Being ultimate control freaks, cats thrive on consistency and predictability. Any deviations from their normal routine might trigger stress. Situations like long absence of their owner, arrival of a new family member or conflict with other cats are significant and troubling for cats. As a result, they pull their hair out, feign sleep, avoid contact with people or other cats and reduce eating. 

5. Breed of Cat

Certain breeds of cat are more likely to pull out their fur than others. These include pure-breed oriental cats, like Burmese and Siamese, along with more recent breeds such as Bengal cats. It is known that these breeds may be genetically predisposed to the behavior. 

What to do with the issue

No matter what the cause, when you observe your cat pulling its hair out and losing weight, have it examined by a vet. The vet will be asking for background information about the behavior, so it’s better to be prepared to give as much information as you can. Look out for these things: 

Where is the cat pulling its fur out?

When responding to itchy skin, a symmetrical pattern of baldness or damaged hair can be seen on areas that cats can comfortably reach on both sides. Hair pulling in response to pain, whether due to injury or disease, is usually unilateral or focused on one area where the pain is felt.

Is there a pattern to the behavior?

Does the behavior only happen during spring or appears only during winter? Pulling out fur in hotter seasons can indicate allergy to pollen, trees or plants while in colder seasons might indicate frustration or boredom. 

Providing your veterinarian with as much detailed information as possible will speed up the process of finding a diagnosis for your pet. 

Tips in keeping your pet healthy

Pulling out fur and losing weight are both usually a result of health issues. Some tips to prevent these include the following:

Feed your pet a balanced diet

For healthy hair, skin and body, your cat needs a diet with a good balance of carbohydrates, proteins, and fats. Also check if some meals provoke allergic reactions. You can check with your vet for recommendations.

Groom your cat daily

Brushing your cat every day can help you detect issues earlier – preventing fleas and ticks and keeping infections away. Aside from removing dead hair, it also stimulates new growth and brings your cat’s natural oils to their skin. You become more familiar with the marks on your cat’s skin as you groom so you will quickly notice any changes or abnormalities.

Introduce changes slowly and steadily

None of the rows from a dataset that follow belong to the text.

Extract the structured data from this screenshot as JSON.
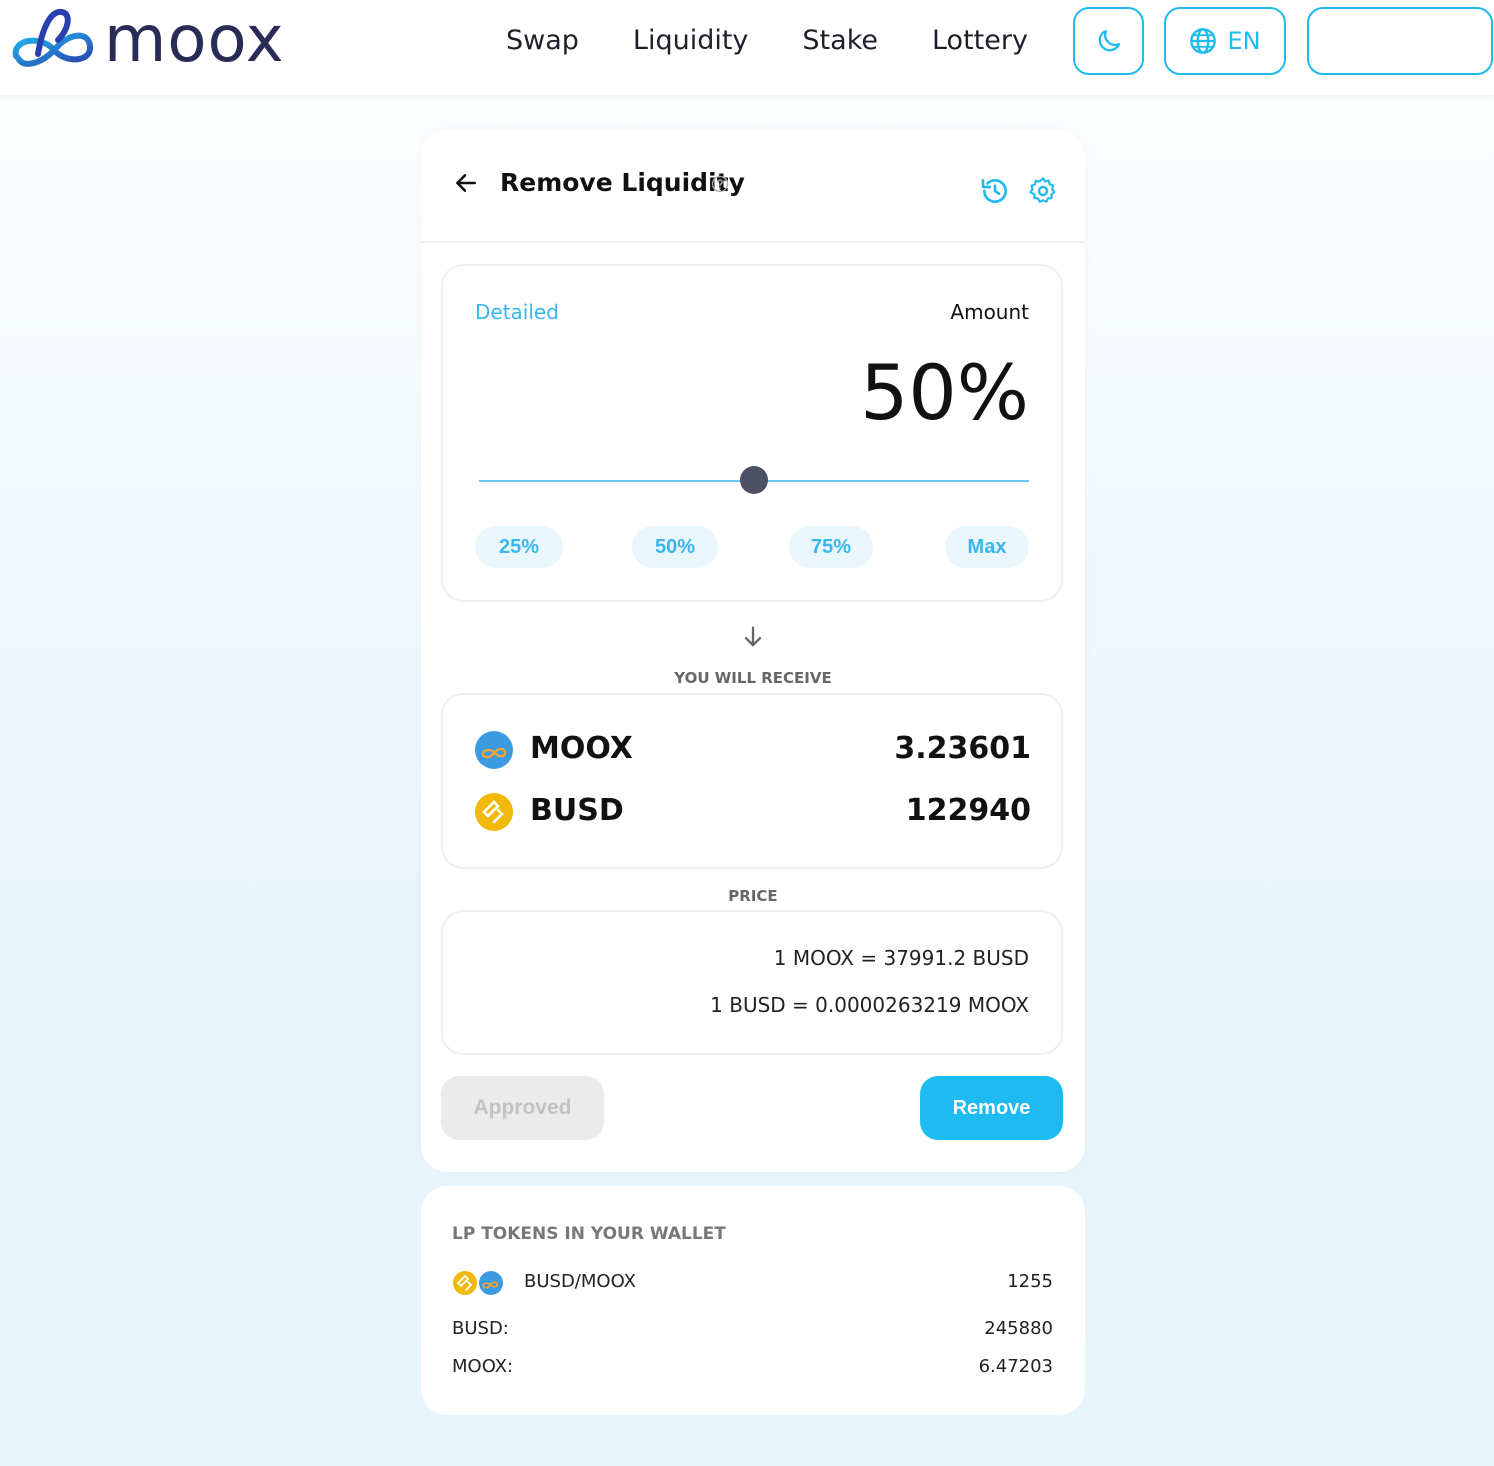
{
  "brand": {
    "name": "moox",
    "primary_color": "#1fbaf0",
    "text_color": "#2a2c58"
  },
  "nav": {
    "items": [
      {
        "label": "Swap"
      },
      {
        "label": "Liquidity"
      },
      {
        "label": "Stake"
      },
      {
        "label": "Lottery"
      }
    ]
  },
  "header_buttons": {
    "theme_icon": "moon-icon",
    "language": "EN",
    "language_icon": "globe-icon",
    "wallet_label": ""
  },
  "remove_card": {
    "title": "Remove Liquidity",
    "detailed_link": "Detailed",
    "amount_label": "Amount",
    "amount_value": "50%",
    "slider_percent": 50,
    "presets": [
      "25%",
      "50%",
      "75%",
      "Max"
    ],
    "receive_label": "YOU WILL RECEIVE",
    "receive": [
      {
        "token": "MOOX",
        "amount": "3.23601",
        "icon": "moox-token-icon"
      },
      {
        "token": "BUSD",
        "amount": "122940",
        "icon": "busd-token-icon"
      }
    ],
    "price_label": "PRICE",
    "price_lines": [
      "1 MOOX = 37991.2 BUSD",
      "1 BUSD = 0.0000263219 MOOX"
    ],
    "approved_button": "Approved",
    "remove_button": "Remove"
  },
  "lp_card": {
    "title": "LP TOKENS IN YOUR WALLET",
    "pair_label": "BUSD/MOOX",
    "pair_amount": "1255",
    "rows": [
      {
        "label": "BUSD:",
        "value": "245880"
      },
      {
        "label": "MOOX:",
        "value": "6.47203"
      }
    ]
  }
}
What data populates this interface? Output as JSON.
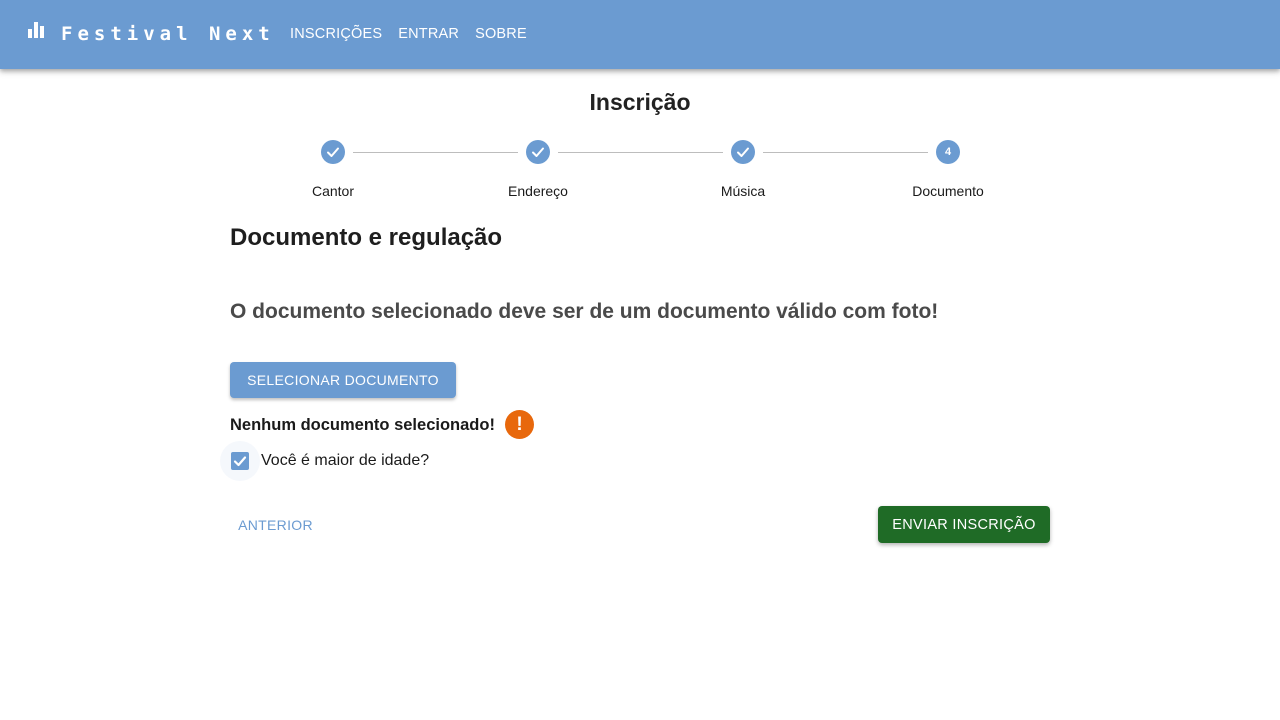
{
  "appbar": {
    "title": "Festival Next",
    "nav": [
      "INSCRIÇÕES",
      "ENTRAR",
      "SOBRE"
    ],
    "color": "#6b9bd1"
  },
  "page": {
    "title": "Inscrição"
  },
  "stepper": {
    "steps": [
      {
        "label": "Cantor",
        "state": "completed"
      },
      {
        "label": "Endereço",
        "state": "completed"
      },
      {
        "label": "Música",
        "state": "completed"
      },
      {
        "label": "Documento",
        "state": "active",
        "number": "4"
      }
    ]
  },
  "section": {
    "title": "Documento e regulação",
    "notice": "O documento selecionado deve ser de um documento válido com foto!",
    "select_button": "SELECIONAR DOCUMENTO",
    "status": "Nenhum documento selecionado!",
    "warning_symbol": "!",
    "adult_checkbox": {
      "label": "Você é maior de idade?",
      "checked": true
    }
  },
  "actions": {
    "previous": "ANTERIOR",
    "submit": "ENVIAR INSCRIÇÃO",
    "submit_color": "#1f6b26"
  },
  "colors": {
    "warning": "#e8680c"
  }
}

Make transitions smooth for your pet. Cats are incredibly sensitive to their environment so changes can be dramatic and stressful for them. Although they accept change, they don’t like it to happen abruptly. As you introduce change, you can: 

  • Start small – Take small steps and don’t make too many changes at once. Enjoin familiar things as much as possible.
  • Watch for signs of stress – It can include loss of appetite, overgrooming or change in litter box habits. Take a few steps back if you observe these and move more slowly with the changes.